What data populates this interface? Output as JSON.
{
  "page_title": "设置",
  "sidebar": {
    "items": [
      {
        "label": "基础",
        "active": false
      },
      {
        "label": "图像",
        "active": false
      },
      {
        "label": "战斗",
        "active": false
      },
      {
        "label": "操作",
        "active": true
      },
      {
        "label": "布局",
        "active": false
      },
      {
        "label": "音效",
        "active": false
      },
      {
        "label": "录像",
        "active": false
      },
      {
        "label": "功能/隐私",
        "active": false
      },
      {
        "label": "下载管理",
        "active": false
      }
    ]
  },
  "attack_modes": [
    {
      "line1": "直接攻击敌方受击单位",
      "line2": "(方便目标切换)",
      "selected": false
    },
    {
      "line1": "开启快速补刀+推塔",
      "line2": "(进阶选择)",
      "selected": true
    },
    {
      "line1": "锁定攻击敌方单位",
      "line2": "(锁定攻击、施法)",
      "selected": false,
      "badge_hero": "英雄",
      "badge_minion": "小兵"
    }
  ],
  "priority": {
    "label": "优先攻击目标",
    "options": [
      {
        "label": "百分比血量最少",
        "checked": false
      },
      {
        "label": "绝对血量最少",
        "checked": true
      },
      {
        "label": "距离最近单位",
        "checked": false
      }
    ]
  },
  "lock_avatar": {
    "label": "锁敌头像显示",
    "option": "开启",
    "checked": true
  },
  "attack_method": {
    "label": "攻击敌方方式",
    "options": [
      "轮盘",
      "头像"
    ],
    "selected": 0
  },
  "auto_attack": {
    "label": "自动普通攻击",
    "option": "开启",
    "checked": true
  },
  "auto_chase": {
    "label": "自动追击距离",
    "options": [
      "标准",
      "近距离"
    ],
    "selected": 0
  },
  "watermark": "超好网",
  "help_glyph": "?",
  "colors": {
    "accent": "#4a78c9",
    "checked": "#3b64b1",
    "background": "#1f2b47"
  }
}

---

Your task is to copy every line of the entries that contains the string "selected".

      "selected": false
      "selected": true
      "selected": false,
    "selected": 0
    "selected": 0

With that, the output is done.